> [SUPPLIED ENTRIES]:
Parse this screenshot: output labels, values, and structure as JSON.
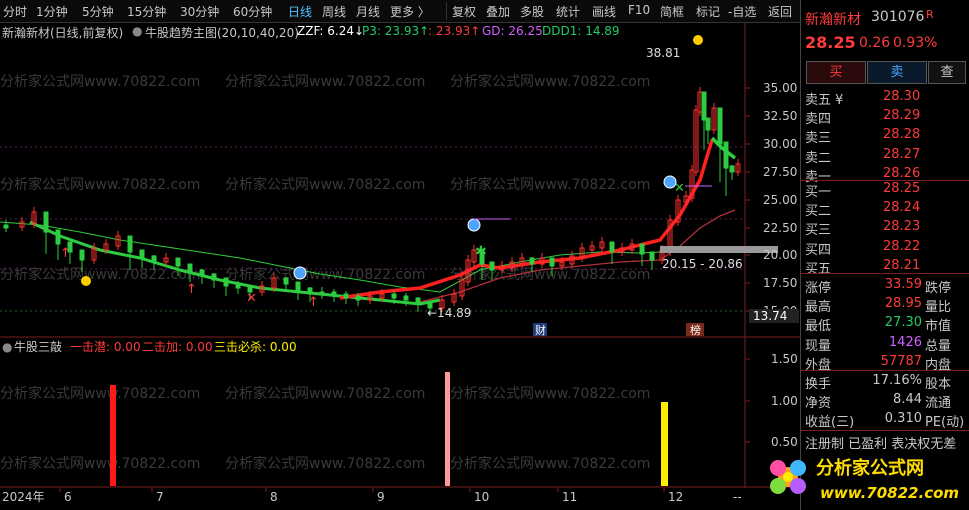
{
  "toolbar": {
    "periods": [
      "分时",
      "1分钟",
      "5分钟",
      "15分钟",
      "30分钟",
      "60分钟",
      "日线",
      "周线",
      "月线",
      "更多 〉"
    ],
    "active": "日线",
    "tools": [
      "复权",
      "叠加",
      "多股",
      "统计",
      "画线",
      "F10",
      "简框",
      "标记",
      "-自选",
      "返回"
    ]
  },
  "header": {
    "stock_label": "新瀚新材(日线,前复权)",
    "indicator": "牛股趋势主图(20,10,40,20)",
    "zzf": "ZZF: 6.24↓",
    "p3": "P3: 23.93↑",
    "p4": ": 23.93↑",
    "gd": "GD: 26.25",
    "ddd1": "DDD1: 14.89"
  },
  "price_axis": {
    "ticks": [
      "35.00",
      "32.50",
      "30.00",
      "27.50",
      "25.00",
      "22.50",
      "20.00",
      "17.50",
      "15.00"
    ],
    "current": "13.74"
  },
  "annotations": {
    "high_label": "38.81",
    "low_label": "←14.89",
    "range_label": "20.15 - 20.86",
    "fin_tag": "财",
    "list_tag": "榜"
  },
  "watermark": "分析家公式网www.70822.com",
  "sub_header": {
    "name": "牛股三敲",
    "l1": "一击潜: 0.00",
    "l2": "二击加: 0.00",
    "l3": "三击必杀: 0.00"
  },
  "sub_axis": [
    "1.50",
    "1.00",
    "0.50"
  ],
  "x_axis": [
    "2024年",
    "6",
    "7",
    "8",
    "9",
    "10",
    "11",
    "12",
    "--"
  ],
  "quote": {
    "name": "新瀚新材",
    "code": "301076",
    "badge": "R",
    "price": "28.25",
    "change": "0.26",
    "pct": "0.93%",
    "buy": "买",
    "sell": "卖",
    "query": "查",
    "asks": [
      {
        "label": "卖五 ¥",
        "price": "28.30"
      },
      {
        "label": "卖四",
        "price": "28.29"
      },
      {
        "label": "卖三",
        "price": "28.28"
      },
      {
        "label": "卖二",
        "price": "28.27"
      },
      {
        "label": "卖一",
        "price": "28.26"
      }
    ],
    "bids": [
      {
        "label": "买一",
        "price": "28.25"
      },
      {
        "label": "买二",
        "price": "28.24"
      },
      {
        "label": "买三",
        "price": "28.23"
      },
      {
        "label": "买四",
        "price": "28.22"
      },
      {
        "label": "买五",
        "price": "28.21"
      }
    ],
    "stats": [
      {
        "l": "涨停",
        "v": "33.59",
        "v_color": "#ff3b3b",
        "r": "跌停"
      },
      {
        "l": "最高",
        "v": "28.95",
        "v_color": "#ff3b3b",
        "r": "量比"
      },
      {
        "l": "最低",
        "v": "27.30",
        "v_color": "#22cc66",
        "r": "市值"
      },
      {
        "l": "现量",
        "v": "1426",
        "v_color": "#d060ff",
        "r": "总量"
      },
      {
        "l": "外盘",
        "v": "57787",
        "v_color": "#ff3b3b",
        "r": "内盘"
      }
    ],
    "stats2": [
      {
        "l": "换手",
        "v": "17.16%",
        "r": "股本"
      },
      {
        "l": "净资",
        "v": "8.44",
        "r": "流通"
      },
      {
        "l": "收益(三)",
        "v": "0.310",
        "r": "PE(动)"
      }
    ],
    "tags": "注册制 已盈利 表决权无差"
  },
  "logo": {
    "text": "分析家公式网",
    "url": "www.70822.com"
  }
}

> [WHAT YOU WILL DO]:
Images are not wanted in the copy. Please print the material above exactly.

> [RESPONSE TO THE EXERCISE]:
Parse this screenshot: output labels, values, and structure as JSON.
{
  "toolbar": {
    "periods": [
      "分时",
      "1分钟",
      "5分钟",
      "15分钟",
      "30分钟",
      "60分钟",
      "日线",
      "周线",
      "月线",
      "更多 〉"
    ],
    "active": "日线",
    "tools": [
      "复权",
      "叠加",
      "多股",
      "统计",
      "画线",
      "F10",
      "简框",
      "标记",
      "-自选",
      "返回"
    ]
  },
  "header": {
    "stock_label": "新瀚新材(日线,前复权)",
    "indicator": "牛股趋势主图(20,10,40,20)",
    "zzf": "ZZF: 6.24↓",
    "p3": "P3: 23.93↑",
    "p4": ": 23.93↑",
    "gd": "GD: 26.25",
    "ddd1": "DDD1: 14.89"
  },
  "price_axis": {
    "ticks": [
      "35.00",
      "32.50",
      "30.00",
      "27.50",
      "25.00",
      "22.50",
      "20.00",
      "17.50",
      "15.00"
    ],
    "current": "13.74"
  },
  "annotations": {
    "high_label": "38.81",
    "low_label": "←14.89",
    "range_label": "20.15 - 20.86",
    "fin_tag": "财",
    "list_tag": "榜"
  },
  "watermark": "分析家公式网www.70822.com",
  "sub_header": {
    "name": "牛股三敲",
    "l1": "一击潜: 0.00",
    "l2": "二击加: 0.00",
    "l3": "三击必杀: 0.00"
  },
  "sub_axis": [
    "1.50",
    "1.00",
    "0.50"
  ],
  "x_axis": [
    "2024年",
    "6",
    "7",
    "8",
    "9",
    "10",
    "11",
    "12",
    "--"
  ],
  "quote": {
    "name": "新瀚新材",
    "code": "301076",
    "badge": "R",
    "price": "28.25",
    "change": "0.26",
    "pct": "0.93%",
    "buy": "买",
    "sell": "卖",
    "query": "查",
    "asks": [
      {
        "label": "卖五 ¥",
        "price": "28.30"
      },
      {
        "label": "卖四",
        "price": "28.29"
      },
      {
        "label": "卖三",
        "price": "28.28"
      },
      {
        "label": "卖二",
        "price": "28.27"
      },
      {
        "label": "卖一",
        "price": "28.26"
      }
    ],
    "bids": [
      {
        "label": "买一",
        "price": "28.25"
      },
      {
        "label": "买二",
        "price": "28.24"
      },
      {
        "label": "买三",
        "price": "28.23"
      },
      {
        "label": "买四",
        "price": "28.22"
      },
      {
        "label": "买五",
        "price": "28.21"
      }
    ],
    "stats": [
      {
        "l": "涨停",
        "v": "33.59",
        "v_color": "#ff3b3b",
        "r": "跌停"
      },
      {
        "l": "最高",
        "v": "28.95",
        "v_color": "#ff3b3b",
        "r": "量比"
      },
      {
        "l": "最低",
        "v": "27.30",
        "v_color": "#22cc66",
        "r": "市值"
      },
      {
        "l": "现量",
        "v": "1426",
        "v_color": "#d060ff",
        "r": "总量"
      },
      {
        "l": "外盘",
        "v": "57787",
        "v_color": "#ff3b3b",
        "r": "内盘"
      }
    ],
    "stats2": [
      {
        "l": "换手",
        "v": "17.16%",
        "r": "股本"
      },
      {
        "l": "净资",
        "v": "8.44",
        "r": "流通"
      },
      {
        "l": "收益(三)",
        "v": "0.310",
        "r": "PE(动)"
      }
    ],
    "tags": "注册制 已盈利 表决权无差"
  },
  "logo": {
    "text": "分析家公式网",
    "url": "www.70822.com"
  }
}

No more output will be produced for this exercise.